▶ [Requirement]:
Copy out every line of the data that follows, exactly.

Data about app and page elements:
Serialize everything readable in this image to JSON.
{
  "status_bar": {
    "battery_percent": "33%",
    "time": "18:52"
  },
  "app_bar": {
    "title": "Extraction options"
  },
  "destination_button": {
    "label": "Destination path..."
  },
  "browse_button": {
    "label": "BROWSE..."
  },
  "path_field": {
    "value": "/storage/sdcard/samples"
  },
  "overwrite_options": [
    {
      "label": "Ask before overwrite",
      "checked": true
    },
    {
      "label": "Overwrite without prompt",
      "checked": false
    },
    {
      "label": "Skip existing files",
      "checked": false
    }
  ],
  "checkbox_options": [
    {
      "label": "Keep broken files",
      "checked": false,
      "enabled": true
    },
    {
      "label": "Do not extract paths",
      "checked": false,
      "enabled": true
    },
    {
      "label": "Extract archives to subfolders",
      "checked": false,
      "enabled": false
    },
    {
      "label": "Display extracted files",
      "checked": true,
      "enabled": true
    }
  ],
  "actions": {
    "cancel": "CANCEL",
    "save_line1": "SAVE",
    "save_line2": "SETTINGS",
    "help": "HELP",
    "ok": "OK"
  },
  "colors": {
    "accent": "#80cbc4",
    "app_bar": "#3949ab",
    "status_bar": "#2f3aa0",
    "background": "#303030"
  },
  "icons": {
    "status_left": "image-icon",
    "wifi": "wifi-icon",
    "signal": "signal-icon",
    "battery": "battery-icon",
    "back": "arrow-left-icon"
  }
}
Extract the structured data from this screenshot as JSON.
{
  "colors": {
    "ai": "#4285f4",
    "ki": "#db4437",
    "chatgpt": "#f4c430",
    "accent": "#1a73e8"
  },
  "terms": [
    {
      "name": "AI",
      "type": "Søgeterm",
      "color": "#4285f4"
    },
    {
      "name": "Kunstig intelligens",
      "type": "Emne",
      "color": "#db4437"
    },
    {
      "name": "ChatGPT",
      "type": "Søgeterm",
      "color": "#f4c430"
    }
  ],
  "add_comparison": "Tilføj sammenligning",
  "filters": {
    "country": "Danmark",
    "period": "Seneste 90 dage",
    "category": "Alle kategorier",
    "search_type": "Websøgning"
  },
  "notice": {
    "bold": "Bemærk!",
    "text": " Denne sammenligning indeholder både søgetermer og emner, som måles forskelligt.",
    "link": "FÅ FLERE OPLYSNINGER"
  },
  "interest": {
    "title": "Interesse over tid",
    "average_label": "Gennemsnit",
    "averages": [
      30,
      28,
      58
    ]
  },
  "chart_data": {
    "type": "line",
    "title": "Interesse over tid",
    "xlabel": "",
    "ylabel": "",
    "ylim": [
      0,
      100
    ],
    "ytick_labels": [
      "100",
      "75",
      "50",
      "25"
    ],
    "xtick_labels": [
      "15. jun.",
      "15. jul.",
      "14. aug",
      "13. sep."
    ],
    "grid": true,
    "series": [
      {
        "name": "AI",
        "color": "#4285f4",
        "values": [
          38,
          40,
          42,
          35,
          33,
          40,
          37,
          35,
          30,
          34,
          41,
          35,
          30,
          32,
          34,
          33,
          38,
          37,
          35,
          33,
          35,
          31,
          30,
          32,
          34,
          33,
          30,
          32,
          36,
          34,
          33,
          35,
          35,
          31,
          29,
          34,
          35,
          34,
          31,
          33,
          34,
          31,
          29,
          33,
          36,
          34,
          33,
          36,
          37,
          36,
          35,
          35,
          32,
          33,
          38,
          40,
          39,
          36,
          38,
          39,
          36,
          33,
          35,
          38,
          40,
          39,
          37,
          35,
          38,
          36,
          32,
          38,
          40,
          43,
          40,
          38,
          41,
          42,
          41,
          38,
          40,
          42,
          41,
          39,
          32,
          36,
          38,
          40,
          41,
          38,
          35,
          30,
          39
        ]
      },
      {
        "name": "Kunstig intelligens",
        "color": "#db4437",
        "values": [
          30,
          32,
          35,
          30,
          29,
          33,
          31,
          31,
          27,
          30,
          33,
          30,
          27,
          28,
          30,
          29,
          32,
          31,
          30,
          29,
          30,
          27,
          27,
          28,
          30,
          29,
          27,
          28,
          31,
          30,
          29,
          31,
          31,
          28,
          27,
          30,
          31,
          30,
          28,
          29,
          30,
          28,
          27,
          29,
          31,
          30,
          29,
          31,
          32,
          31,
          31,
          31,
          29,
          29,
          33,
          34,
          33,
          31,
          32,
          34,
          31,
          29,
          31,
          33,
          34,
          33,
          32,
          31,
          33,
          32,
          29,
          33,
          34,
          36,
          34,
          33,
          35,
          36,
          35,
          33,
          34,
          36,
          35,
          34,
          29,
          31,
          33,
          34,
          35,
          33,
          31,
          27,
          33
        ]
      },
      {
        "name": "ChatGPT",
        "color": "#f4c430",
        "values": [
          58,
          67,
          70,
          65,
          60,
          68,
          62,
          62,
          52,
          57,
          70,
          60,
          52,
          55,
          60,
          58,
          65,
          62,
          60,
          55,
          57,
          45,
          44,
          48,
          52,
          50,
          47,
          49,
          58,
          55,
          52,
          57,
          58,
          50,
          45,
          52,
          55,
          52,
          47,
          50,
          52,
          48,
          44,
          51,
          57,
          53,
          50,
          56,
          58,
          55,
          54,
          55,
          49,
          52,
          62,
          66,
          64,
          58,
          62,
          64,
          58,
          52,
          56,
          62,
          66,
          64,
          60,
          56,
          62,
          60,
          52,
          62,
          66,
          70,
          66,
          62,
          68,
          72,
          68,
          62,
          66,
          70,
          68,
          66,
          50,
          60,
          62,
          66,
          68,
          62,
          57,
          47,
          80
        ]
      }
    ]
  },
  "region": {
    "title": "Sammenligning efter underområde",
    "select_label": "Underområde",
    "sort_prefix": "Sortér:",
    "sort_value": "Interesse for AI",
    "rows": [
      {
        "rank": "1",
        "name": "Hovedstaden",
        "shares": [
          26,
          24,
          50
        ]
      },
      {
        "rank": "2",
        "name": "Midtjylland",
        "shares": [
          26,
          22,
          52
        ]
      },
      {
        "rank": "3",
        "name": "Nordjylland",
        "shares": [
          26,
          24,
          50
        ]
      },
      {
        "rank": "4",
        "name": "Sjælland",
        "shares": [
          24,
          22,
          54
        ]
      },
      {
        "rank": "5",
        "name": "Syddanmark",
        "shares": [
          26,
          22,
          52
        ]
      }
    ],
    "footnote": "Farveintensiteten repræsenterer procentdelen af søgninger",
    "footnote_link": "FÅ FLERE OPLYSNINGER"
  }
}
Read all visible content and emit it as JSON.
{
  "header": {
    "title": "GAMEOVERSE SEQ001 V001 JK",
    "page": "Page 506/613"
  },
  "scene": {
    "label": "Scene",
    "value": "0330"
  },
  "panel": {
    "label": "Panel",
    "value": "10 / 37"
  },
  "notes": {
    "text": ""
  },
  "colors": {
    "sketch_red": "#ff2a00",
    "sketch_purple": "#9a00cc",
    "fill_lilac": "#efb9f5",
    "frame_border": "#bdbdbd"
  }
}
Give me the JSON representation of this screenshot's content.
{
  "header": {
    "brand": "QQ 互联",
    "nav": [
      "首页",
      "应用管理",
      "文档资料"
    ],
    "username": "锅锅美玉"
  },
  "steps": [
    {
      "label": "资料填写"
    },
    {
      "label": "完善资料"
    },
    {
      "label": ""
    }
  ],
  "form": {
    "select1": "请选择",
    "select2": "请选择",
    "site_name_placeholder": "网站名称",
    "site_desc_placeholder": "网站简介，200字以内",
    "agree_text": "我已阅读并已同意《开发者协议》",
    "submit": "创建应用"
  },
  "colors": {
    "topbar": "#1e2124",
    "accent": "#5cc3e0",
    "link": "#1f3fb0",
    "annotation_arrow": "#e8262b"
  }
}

▶ [Solution to this problem]:
Serialize everything readable in this image to JSON.
{
  "status_bar": {
    "battery_percent": "33%",
    "time": "18:52"
  },
  "app_bar": {
    "title": "Extraction options"
  },
  "destination_button": {
    "label": "Destination path..."
  },
  "browse_button": {
    "label": "BROWSE..."
  },
  "path_field": {
    "value": "/storage/sdcard/samples"
  },
  "overwrite_options": [
    {
      "label": "Ask before overwrite",
      "checked": true
    },
    {
      "label": "Overwrite without prompt",
      "checked": false
    },
    {
      "label": "Skip existing files",
      "checked": false
    }
  ],
  "checkbox_options": [
    {
      "label": "Keep broken files",
      "checked": false,
      "enabled": true
    },
    {
      "label": "Do not extract paths",
      "checked": false,
      "enabled": true
    },
    {
      "label": "Extract archives to subfolders",
      "checked": false,
      "enabled": false
    },
    {
      "label": "Display extracted files",
      "checked": true,
      "enabled": true
    }
  ],
  "actions": {
    "cancel": "CANCEL",
    "save_line1": "SAVE",
    "save_line2": "SETTINGS",
    "help": "HELP",
    "ok": "OK"
  },
  "colors": {
    "accent": "#80cbc4",
    "app_bar": "#3949ab",
    "status_bar": "#2f3aa0",
    "background": "#303030"
  },
  "icons": {
    "status_left": "image-icon",
    "wifi": "wifi-icon",
    "signal": "signal-icon",
    "battery": "battery-icon",
    "back": "arrow-left-icon"
  }
}
Extract the structured data from this screenshot as JSON.
{
  "colors": {
    "ai": "#4285f4",
    "ki": "#db4437",
    "chatgpt": "#f4c430",
    "accent": "#1a73e8"
  },
  "terms": [
    {
      "name": "AI",
      "type": "Søgeterm",
      "color": "#4285f4"
    },
    {
      "name": "Kunstig intelligens",
      "type": "Emne",
      "color": "#db4437"
    },
    {
      "name": "ChatGPT",
      "type": "Søgeterm",
      "color": "#f4c430"
    }
  ],
  "add_comparison": "Tilføj sammenligning",
  "filters": {
    "country": "Danmark",
    "period": "Seneste 90 dage",
    "category": "Alle kategorier",
    "search_type": "Websøgning"
  },
  "notice": {
    "bold": "Bemærk!",
    "text": " Denne sammenligning indeholder både søgetermer og emner, som måles forskelligt.",
    "link": "FÅ FLERE OPLYSNINGER"
  },
  "interest": {
    "title": "Interesse over tid",
    "average_label": "Gennemsnit",
    "averages": [
      30,
      28,
      58
    ]
  },
  "chart_data": {
    "type": "line",
    "title": "Interesse over tid",
    "xlabel": "",
    "ylabel": "",
    "ylim": [
      0,
      100
    ],
    "ytick_labels": [
      "100",
      "75",
      "50",
      "25"
    ],
    "xtick_labels": [
      "15. jun.",
      "15. jul.",
      "14. aug",
      "13. sep."
    ],
    "grid": true,
    "series": [
      {
        "name": "AI",
        "color": "#4285f4",
        "values": [
          38,
          40,
          42,
          35,
          33,
          40,
          37,
          35,
          30,
          34,
          41,
          35,
          30,
          32,
          34,
          33,
          38,
          37,
          35,
          33,
          35,
          31,
          30,
          32,
          34,
          33,
          30,
          32,
          36,
          34,
          33,
          35,
          35,
          31,
          29,
          34,
          35,
          34,
          31,
          33,
          34,
          31,
          29,
          33,
          36,
          34,
          33,
          36,
          37,
          36,
          35,
          35,
          32,
          33,
          38,
          40,
          39,
          36,
          38,
          39,
          36,
          33,
          35,
          38,
          40,
          39,
          37,
          35,
          38,
          36,
          32,
          38,
          40,
          43,
          40,
          38,
          41,
          42,
          41,
          38,
          40,
          42,
          41,
          39,
          32,
          36,
          38,
          40,
          41,
          38,
          35,
          30,
          39
        ]
      },
      {
        "name": "Kunstig intelligens",
        "color": "#db4437",
        "values": [
          30,
          32,
          35,
          30,
          29,
          33,
          31,
          31,
          27,
          30,
          33,
          30,
          27,
          28,
          30,
          29,
          32,
          31,
          30,
          29,
          30,
          27,
          27,
          28,
          30,
          29,
          27,
          28,
          31,
          30,
          29,
          31,
          31,
          28,
          27,
          30,
          31,
          30,
          28,
          29,
          30,
          28,
          27,
          29,
          31,
          30,
          29,
          31,
          32,
          31,
          31,
          31,
          29,
          29,
          33,
          34,
          33,
          31,
          32,
          34,
          31,
          29,
          31,
          33,
          34,
          33,
          32,
          31,
          33,
          32,
          29,
          33,
          34,
          36,
          34,
          33,
          35,
          36,
          35,
          33,
          34,
          36,
          35,
          34,
          29,
          31,
          33,
          34,
          35,
          33,
          31,
          27,
          33
        ]
      },
      {
        "name": "ChatGPT",
        "color": "#f4c430",
        "values": [
          58,
          67,
          70,
          65,
          60,
          68,
          62,
          62,
          52,
          57,
          70,
          60,
          52,
          55,
          60,
          58,
          65,
          62,
          60,
          55,
          57,
          45,
          44,
          48,
          52,
          50,
          47,
          49,
          58,
          55,
          52,
          57,
          58,
          50,
          45,
          52,
          55,
          52,
          47,
          50,
          52,
          48,
          44,
          51,
          57,
          53,
          50,
          56,
          58,
          55,
          54,
          55,
          49,
          52,
          62,
          66,
          64,
          58,
          62,
          64,
          58,
          52,
          56,
          62,
          66,
          64,
          60,
          56,
          62,
          60,
          52,
          62,
          66,
          70,
          66,
          62,
          68,
          72,
          68,
          62,
          66,
          70,
          68,
          66,
          50,
          60,
          62,
          66,
          68,
          62,
          57,
          47,
          80
        ]
      }
    ]
  },
  "region": {
    "title": "Sammenligning efter underområde",
    "select_label": "Underområde",
    "sort_prefix": "Sortér:",
    "sort_value": "Interesse for AI",
    "rows": [
      {
        "rank": "1",
        "name": "Hovedstaden",
        "shares": [
          26,
          24,
          50
        ]
      },
      {
        "rank": "2",
        "name": "Midtjylland",
        "shares": [
          26,
          22,
          52
        ]
      },
      {
        "rank": "3",
        "name": "Nordjylland",
        "shares": [
          26,
          24,
          50
        ]
      },
      {
        "rank": "4",
        "name": "Sjælland",
        "shares": [
          24,
          22,
          54
        ]
      },
      {
        "rank": "5",
        "name": "Syddanmark",
        "shares": [
          26,
          22,
          52
        ]
      }
    ],
    "footnote": "Farveintensiteten repræsenterer procentdelen af søgninger",
    "footnote_link": "FÅ FLERE OPLYSNINGER"
  }
}
Read all visible content and emit it as JSON.
{
  "header": {
    "title": "GAMEOVERSE SEQ001 V001 JK",
    "page": "Page 506/613"
  },
  "scene": {
    "label": "Scene",
    "value": "0330"
  },
  "panel": {
    "label": "Panel",
    "value": "10 / 37"
  },
  "notes": {
    "text": ""
  },
  "colors": {
    "sketch_red": "#ff2a00",
    "sketch_purple": "#9a00cc",
    "fill_lilac": "#efb9f5",
    "frame_border": "#bdbdbd"
  }
}
Give me the JSON representation of this screenshot's content.
{
  "header": {
    "brand": "QQ 互联",
    "nav": [
      "首页",
      "应用管理",
      "文档资料"
    ],
    "username": "锅锅美玉"
  },
  "steps": [
    {
      "label": "资料填写"
    },
    {
      "label": "完善资料"
    },
    {
      "label": ""
    }
  ],
  "form": {
    "select1": "请选择",
    "select2": "请选择",
    "site_name_placeholder": "网站名称",
    "site_desc_placeholder": "网站简介，200字以内",
    "agree_text": "我已阅读并已同意《开发者协议》",
    "submit": "创建应用"
  },
  "colors": {
    "topbar": "#1e2124",
    "accent": "#5cc3e0",
    "link": "#1f3fb0",
    "annotation_arrow": "#e8262b"
  }
}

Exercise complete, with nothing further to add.